Tidal effects in wells have been observed for millennia and have been analysed since the 1970s, following the introduction of high-resolution pressure gauges. Tidal effects are usually more obvious offshore and many papers focus on offshore wells with large tidal signals. This paper demonstrates that pressure changes caused by ocean tides are detectable in near-coast land wells and that, with careful analysis and processing, provide valuable additional information for reservoir characterisation.

This paper uses a set of observations from multiple near-coast land wells with extended pressure histories acquired as part of campaign of production and interference testing for reservoir characterisation purposes. These pressure records have variable tidal signal and data quality. A variety of methods have been published to smooth tidally influenced pressure data and extract or remove the tidal component. These different tidal filtering techniques are tested on real data, and a preferred data processing procedure is selected appropriate for the large quantity and variable quality of data in the study area. The methodology allows data from multiple wells to be quickly processed and consistently screened.

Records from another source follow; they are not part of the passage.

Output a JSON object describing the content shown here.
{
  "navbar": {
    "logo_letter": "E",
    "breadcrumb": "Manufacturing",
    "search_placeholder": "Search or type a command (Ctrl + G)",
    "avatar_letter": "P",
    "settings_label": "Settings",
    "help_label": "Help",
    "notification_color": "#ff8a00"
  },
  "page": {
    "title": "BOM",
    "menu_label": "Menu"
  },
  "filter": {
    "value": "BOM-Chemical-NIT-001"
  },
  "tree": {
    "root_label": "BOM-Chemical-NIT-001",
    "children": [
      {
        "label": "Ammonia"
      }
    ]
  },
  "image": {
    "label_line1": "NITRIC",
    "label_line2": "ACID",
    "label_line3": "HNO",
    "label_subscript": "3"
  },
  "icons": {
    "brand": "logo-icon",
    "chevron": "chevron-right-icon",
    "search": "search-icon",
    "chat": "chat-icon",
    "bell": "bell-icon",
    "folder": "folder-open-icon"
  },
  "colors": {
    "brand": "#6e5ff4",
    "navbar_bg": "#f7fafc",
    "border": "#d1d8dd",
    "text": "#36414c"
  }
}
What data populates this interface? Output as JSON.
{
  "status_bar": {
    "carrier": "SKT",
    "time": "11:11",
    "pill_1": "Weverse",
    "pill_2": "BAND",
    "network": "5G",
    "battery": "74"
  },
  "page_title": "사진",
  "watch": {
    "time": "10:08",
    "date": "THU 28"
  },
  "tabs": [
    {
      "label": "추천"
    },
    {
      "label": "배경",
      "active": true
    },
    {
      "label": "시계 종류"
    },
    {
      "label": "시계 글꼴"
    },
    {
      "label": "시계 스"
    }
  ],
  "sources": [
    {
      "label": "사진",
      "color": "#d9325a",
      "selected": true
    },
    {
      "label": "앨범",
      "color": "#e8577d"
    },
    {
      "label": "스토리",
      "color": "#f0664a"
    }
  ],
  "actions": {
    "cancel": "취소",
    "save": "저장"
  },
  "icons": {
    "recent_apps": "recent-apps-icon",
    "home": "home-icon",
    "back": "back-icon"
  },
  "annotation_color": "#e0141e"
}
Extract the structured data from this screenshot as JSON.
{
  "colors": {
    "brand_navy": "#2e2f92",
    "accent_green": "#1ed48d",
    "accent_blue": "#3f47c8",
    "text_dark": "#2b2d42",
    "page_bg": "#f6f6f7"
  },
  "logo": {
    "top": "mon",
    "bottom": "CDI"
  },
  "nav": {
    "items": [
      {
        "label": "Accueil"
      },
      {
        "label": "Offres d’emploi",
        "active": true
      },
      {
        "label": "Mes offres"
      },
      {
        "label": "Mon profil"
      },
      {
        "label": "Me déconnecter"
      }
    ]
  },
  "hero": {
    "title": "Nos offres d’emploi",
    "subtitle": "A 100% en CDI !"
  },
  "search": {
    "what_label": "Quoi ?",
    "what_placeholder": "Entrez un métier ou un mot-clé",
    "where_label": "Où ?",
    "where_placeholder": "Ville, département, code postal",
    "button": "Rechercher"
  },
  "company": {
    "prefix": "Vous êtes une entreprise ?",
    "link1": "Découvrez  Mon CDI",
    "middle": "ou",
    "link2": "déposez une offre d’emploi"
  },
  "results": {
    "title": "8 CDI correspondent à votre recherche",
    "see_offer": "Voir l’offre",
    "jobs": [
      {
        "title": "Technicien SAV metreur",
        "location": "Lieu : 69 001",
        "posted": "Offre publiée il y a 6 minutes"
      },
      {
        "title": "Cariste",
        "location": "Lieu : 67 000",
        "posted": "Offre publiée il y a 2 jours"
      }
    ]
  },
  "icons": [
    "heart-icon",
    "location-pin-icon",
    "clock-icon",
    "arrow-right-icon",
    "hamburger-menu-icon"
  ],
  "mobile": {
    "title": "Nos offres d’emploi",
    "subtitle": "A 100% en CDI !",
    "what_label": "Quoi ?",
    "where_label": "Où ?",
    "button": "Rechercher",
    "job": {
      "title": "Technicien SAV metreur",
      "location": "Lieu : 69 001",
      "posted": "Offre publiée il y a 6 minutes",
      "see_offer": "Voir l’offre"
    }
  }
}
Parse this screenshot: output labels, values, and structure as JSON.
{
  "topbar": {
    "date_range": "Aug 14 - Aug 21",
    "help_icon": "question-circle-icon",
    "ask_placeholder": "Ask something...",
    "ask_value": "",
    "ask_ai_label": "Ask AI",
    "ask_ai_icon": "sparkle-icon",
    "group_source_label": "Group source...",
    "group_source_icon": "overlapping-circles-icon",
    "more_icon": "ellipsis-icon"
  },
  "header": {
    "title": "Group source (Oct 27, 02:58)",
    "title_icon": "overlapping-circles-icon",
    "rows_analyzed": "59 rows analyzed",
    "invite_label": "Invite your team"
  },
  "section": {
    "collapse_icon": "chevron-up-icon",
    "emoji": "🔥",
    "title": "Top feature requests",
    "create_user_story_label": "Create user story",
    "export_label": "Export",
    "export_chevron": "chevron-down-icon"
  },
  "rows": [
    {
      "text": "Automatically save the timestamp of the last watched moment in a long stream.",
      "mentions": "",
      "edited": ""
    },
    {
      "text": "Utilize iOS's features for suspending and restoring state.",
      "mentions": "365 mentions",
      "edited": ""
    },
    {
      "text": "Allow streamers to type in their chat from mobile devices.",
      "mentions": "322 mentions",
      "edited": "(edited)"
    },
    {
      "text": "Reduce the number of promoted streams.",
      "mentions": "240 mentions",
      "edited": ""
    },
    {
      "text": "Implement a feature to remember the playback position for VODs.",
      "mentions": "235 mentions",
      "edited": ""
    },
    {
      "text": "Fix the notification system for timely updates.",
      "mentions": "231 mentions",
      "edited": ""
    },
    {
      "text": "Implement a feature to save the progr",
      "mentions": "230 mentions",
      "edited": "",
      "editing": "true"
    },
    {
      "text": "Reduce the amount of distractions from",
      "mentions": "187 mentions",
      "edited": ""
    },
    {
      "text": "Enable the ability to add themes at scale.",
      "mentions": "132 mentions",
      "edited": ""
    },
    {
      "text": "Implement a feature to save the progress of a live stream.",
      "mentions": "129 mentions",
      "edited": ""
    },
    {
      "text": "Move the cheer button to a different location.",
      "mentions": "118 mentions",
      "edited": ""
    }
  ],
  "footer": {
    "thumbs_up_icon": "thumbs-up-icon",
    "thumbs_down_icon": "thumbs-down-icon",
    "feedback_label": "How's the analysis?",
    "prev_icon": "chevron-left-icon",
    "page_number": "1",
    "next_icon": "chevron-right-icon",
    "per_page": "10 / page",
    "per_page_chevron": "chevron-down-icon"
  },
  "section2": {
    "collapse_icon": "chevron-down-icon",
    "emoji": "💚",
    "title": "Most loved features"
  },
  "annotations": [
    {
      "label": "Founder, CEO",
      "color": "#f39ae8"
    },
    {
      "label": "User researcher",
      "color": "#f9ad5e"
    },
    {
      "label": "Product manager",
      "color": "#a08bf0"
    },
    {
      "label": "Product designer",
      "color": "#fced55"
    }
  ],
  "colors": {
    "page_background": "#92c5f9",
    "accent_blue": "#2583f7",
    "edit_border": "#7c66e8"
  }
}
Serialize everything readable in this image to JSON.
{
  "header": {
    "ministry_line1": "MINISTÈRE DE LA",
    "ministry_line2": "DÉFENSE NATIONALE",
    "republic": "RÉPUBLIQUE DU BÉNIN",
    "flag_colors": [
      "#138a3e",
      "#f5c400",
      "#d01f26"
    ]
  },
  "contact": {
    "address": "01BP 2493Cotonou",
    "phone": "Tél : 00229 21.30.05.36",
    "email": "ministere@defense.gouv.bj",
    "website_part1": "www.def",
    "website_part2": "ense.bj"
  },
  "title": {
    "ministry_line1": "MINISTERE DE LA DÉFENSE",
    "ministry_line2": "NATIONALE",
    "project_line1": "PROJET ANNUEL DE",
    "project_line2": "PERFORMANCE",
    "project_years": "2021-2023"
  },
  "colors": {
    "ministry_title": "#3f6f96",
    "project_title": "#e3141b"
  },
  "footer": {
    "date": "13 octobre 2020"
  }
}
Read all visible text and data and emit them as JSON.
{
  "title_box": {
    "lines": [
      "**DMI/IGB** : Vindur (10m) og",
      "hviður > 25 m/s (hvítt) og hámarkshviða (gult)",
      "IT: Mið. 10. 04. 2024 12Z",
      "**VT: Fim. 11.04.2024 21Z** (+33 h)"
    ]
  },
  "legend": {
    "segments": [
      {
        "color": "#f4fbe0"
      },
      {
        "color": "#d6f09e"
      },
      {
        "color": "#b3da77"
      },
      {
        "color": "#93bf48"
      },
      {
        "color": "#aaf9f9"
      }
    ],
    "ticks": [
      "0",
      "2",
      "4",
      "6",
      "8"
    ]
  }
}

This paper gives examples of tidal behaviour in selected wells and compares the results across multiple wells in the study area to show how identification of subtle tidal effects is useful for:

  • Field appraisal of a saturated oil-rim with gas cap by examining differences in tidal amplitude in wells in different parts of the field.

  • Estimation of critical gas saturation by comparing tidal amplitudes before and after an extended well test.

  • Monitoring well integrity in a producing field by tidal analysis of annular pressures.

The paper also recommends a reservoir surveillance programme to obtain useful tidal data in onshore wells.

This paper will be useful to engineers attempting to find and interpret subtle tidal data, instead of simply removing it. It recommends a systematic approach for using tidal data in wells where tidal signals are small and/or gauge resolution is poor, based on experience with real data with variable data quality. It also provides a case study to show the value and practical application of a surveillance programme to identify tidal data in near-coast land wells.

You can access this article if you purchase or spend a download.